But until now, the history of the movement for socialism has been a bit hazy.
The most common theory for Debs’ death was that the socialists had betrayed him and were plotting to take over the world.
The New York Times, for example, described Debs as “a leader of the New Deal” who “sought to extend American power and wealth to the rest of the world, while making it possible for the United States to remain the most powerful nation on earth.”
But a new book argues that the socialist movement was not so committed to world domination.
Instead, it had a utopian vision of socialism, according to Robert Fisk, a professor of political science at the University of Texas at Austin.
“A socialist society is not a state, but a system of free communities that are free to live and work as they see fit,” Fisk told the Huffington Post.
Fisk said that many socialists were actually socialists of their own making, not just a part of the Socialist Party.
That would have left them vulnerable to the machinations of foreign governments, which were often hostile to socialism.
Fisk added that this was the case for all socialist parties.
There was an ideological component to socialism, but not as much as some of the traditional ideas.
For example, he said, socialists did not see capitalism as the cause of all social ills, but rather as a tool for solving them.
In the past, Fisk said, many socialists thought socialism was simply about making people wealthier.
Now, he believes that the party is a powerful force in the world and has the ability to change people’s perceptions.
He added that, while the socialist left has largely lost the battle over the U.S. election in the past year, the socialist right has found new ways to appeal to people, particularly young people.
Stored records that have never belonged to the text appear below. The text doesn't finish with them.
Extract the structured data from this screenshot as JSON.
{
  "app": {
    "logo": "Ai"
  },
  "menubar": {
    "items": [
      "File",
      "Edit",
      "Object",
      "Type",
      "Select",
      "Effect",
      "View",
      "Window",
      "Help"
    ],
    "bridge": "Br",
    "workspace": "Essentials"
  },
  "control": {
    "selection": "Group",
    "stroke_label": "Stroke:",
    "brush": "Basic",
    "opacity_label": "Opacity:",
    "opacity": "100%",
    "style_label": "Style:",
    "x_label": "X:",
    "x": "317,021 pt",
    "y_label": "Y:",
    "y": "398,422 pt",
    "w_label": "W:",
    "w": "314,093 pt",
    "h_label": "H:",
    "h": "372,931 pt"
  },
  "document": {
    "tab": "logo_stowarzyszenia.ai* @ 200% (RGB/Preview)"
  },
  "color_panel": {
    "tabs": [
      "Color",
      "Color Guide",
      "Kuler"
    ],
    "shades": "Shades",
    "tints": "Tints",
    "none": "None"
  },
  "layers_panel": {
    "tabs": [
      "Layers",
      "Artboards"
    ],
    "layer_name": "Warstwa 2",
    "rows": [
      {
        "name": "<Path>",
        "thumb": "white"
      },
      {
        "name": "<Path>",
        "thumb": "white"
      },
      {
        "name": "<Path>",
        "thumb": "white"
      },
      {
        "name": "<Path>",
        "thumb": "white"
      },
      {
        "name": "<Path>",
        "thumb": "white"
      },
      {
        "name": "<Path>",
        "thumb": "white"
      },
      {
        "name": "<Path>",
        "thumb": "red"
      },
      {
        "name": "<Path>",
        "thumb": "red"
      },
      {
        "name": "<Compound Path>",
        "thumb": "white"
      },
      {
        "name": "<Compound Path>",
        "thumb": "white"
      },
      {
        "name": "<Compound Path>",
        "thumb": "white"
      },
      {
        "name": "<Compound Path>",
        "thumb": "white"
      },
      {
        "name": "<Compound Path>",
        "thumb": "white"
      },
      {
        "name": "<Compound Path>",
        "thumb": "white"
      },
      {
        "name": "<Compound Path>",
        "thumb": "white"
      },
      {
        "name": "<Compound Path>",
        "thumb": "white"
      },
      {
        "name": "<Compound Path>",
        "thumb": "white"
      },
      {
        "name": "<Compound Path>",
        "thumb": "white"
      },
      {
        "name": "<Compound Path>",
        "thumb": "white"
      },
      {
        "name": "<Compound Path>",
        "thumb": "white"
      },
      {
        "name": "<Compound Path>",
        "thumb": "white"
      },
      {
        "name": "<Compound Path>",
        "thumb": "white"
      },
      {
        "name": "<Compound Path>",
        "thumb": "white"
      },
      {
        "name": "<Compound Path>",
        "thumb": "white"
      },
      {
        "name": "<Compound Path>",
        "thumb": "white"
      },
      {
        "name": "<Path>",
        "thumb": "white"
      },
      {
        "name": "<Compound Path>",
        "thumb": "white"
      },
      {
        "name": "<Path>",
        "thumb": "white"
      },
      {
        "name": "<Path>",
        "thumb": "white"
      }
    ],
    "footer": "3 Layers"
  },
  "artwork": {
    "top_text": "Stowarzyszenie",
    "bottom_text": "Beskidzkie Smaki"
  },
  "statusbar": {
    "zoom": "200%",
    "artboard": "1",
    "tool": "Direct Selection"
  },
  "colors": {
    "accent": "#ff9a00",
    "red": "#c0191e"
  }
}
While many people may not agree with Fisk’s views, he added that they should be heard.
This story originally appeared on The Huffington View.